You could spend a lot on a fancy camera carrying bag with all the right pockets in all the right places. But I opted to go the poor man’s route and spent $12 on a camouflaged shoulder bag from Wal-Mart. The bag has an adjustable strap to sling over a shoulder and enough padding to protect my camera from damage. There are several exterior pockets just large enough to contain the miscellaneous supplies I need, like batteries, as well as the base of my camera arm and external shotgun mic. Moral of the story, you don’t have to spend a fortune if you don’t want to.
Other essential items get packed into a fanny pack. Yes, a fanny pack just like the classic tourist would strap around his waist. My fanny pack is large enough to contain my limb saw, knife, compact bow hanger hook, an extra rope, secondary release, bottle of water, and maybe a sandwich or candy bar. My call, binoculars, and range finder have their place in pockets, clipped to my safety harness, and/or around my neck on a lanyard.

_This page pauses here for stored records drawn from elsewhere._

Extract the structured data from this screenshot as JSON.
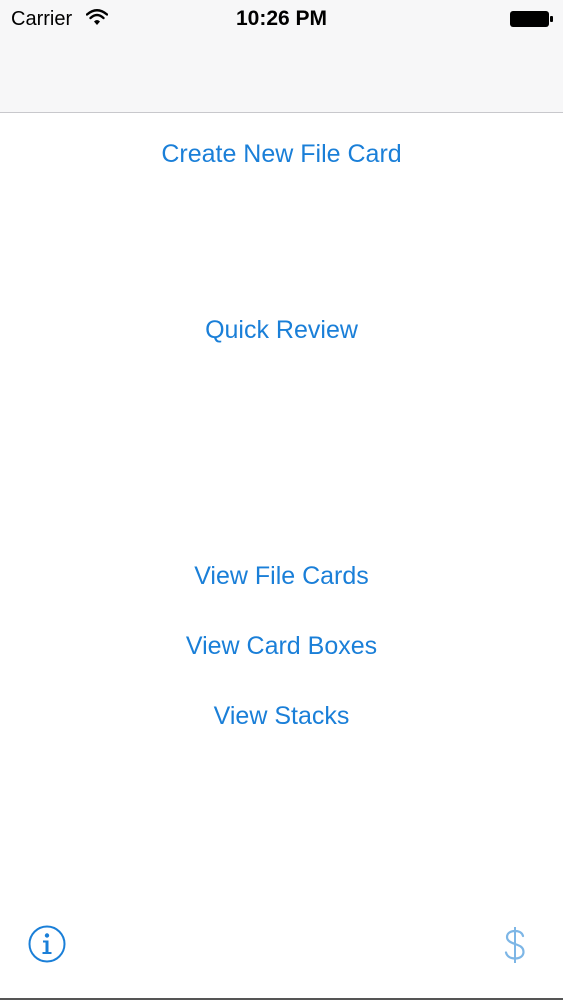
{
  "status_bar": {
    "carrier": "Carrier",
    "time": "10:26 PM",
    "icons": [
      "wifi-icon",
      "battery-icon"
    ]
  },
  "menu": {
    "create_new_file_card": "Create New File Card",
    "quick_review": "Quick Review",
    "view_file_cards": "View File Cards",
    "view_card_boxes": "View Card Boxes",
    "view_stacks": "View Stacks"
  },
  "toolbar": {
    "left_icon": "info-icon",
    "right_icon": "dollar-icon"
  },
  "colors": {
    "accent": "#1a7fd8",
    "accent_light": "#7db6e6",
    "nav_background": "#f7f7f8",
    "background": "#ffffff"
  }
}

With a stand on my back, a bow in one hand, fanny pack strapped around my waist, and a camera bag over my shoulder, I’m left with one free hand. That one moves branches while I’m entering, or leaving, my hunting area. but what about the camera arm?

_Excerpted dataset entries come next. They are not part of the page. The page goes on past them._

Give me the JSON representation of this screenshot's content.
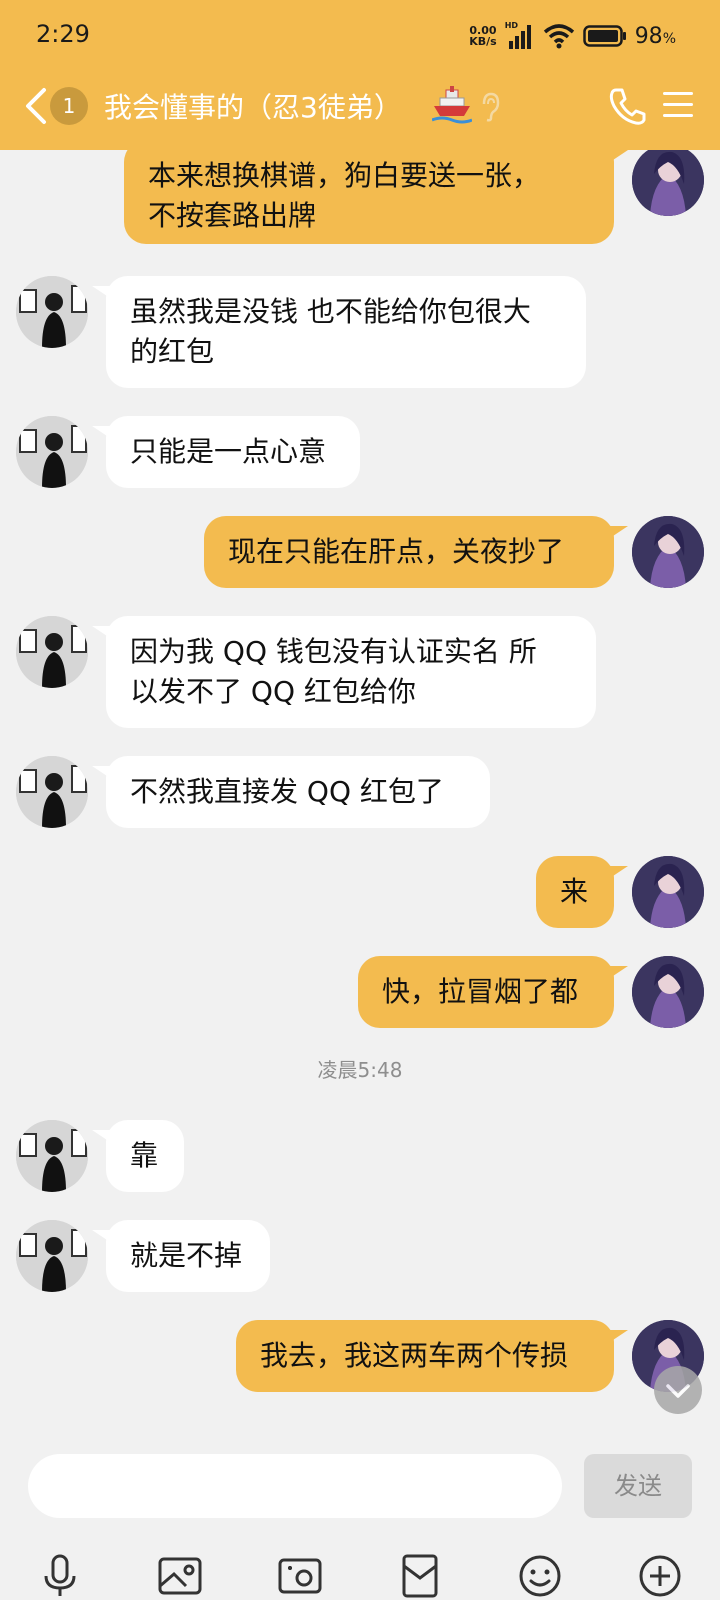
{
  "status_bar": {
    "time": "2:29",
    "net_speed_value": "0.00",
    "net_speed_unit": "KB/s",
    "hd_label": "HD",
    "battery_percent": "98",
    "battery_unit": "%"
  },
  "header": {
    "unread_count": "1",
    "title": "我会懂事的（忍3徒弟）"
  },
  "messages": [
    {
      "side": "me",
      "text": "本来想换棋谱，狗白要送一张，\n不按套路出牌"
    },
    {
      "side": "other",
      "text": "虽然我是没钱 也不能给你包很大\n的红包"
    },
    {
      "side": "other",
      "text": "只能是一点心意"
    },
    {
      "side": "me",
      "text": "现在只能在肝点，关夜抄了"
    },
    {
      "side": "other",
      "text": "因为我 QQ 钱包没有认证实名 所\n以发不了 QQ 红包给你"
    },
    {
      "side": "other",
      "text": "不然我直接发 QQ 红包了"
    },
    {
      "side": "me",
      "text": "来"
    },
    {
      "side": "me",
      "text": "快，拉冒烟了都"
    },
    {
      "side": "other",
      "text": "靠"
    },
    {
      "side": "other",
      "text": "就是不掉"
    },
    {
      "side": "me",
      "text": "我去，我这两车两个传损"
    }
  ],
  "timestamp": "凌晨5:48",
  "input": {
    "placeholder": "",
    "send_label": "发送"
  },
  "toolbar_icons": [
    "microphone-icon",
    "image-icon",
    "camera-icon",
    "red-packet-icon",
    "emoji-icon",
    "plus-icon"
  ],
  "colors": {
    "accent": "#f3bb4f",
    "background": "#f1f1f1",
    "other_bubble": "#ffffff",
    "send_disabled": "#dadada"
  }
}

I use a ten-inch black rubber bungee strap to hold my camera arm tightly to my stand. I usually strap the camera arm down using a horizontal “V” outline with the bungee strap. The tighter the better to prevent against rattle, slippage, and getting branches caught between your camera arm and stand platform while walking.
There’s nothing worse than standing at the base of a tree after you’ve hung a set, realizing you forgot to pack a hoist rope or two. Now you’re wondering how you’re going to climb up with your bow and all of your camera gear. I used to bring multiple hoist ropes along, but they’re a pain to wind up and pack neatly in the dark after a long, cold hunt. I’ve found that bringing one forty-foot rope is the most effective method for hoisting your bow and camera gear up the tree.
I like to prep my hoist rope when I hang my mobile stand. Before I climb down, I wrap the rope slightly offset from the middle around a branch and drape both tag ends down to the base of the tree. Once I climb down, I’ll hook my bow to the shortest tag end and the camera equipment to the longest tag end.
When I climb the tree to sit, I’ll first hoist up the bow and hang it on a hook. Next, I’ll assert the base of my camera arm around the tree. Rather than using the ratchet straps usually provided by camera arm manufacturers, I use a BoatBuckle Pro Series Bow Tie Down with Loop End 1 inch x 36 inch. The strap is completely silent, has a 1,200-pound break strength, & fastens extremely tight to the tree with zero play, which eliminates camera shake. The 36-inch length has only been challenged in one tree in the last few years since I’ve added the strap to my system. It works for nearly any tree you can climb with climbing sticks. Forget about the clicking ratchet straps, use a silent strap like this one and you’ll be a ninja in the woods.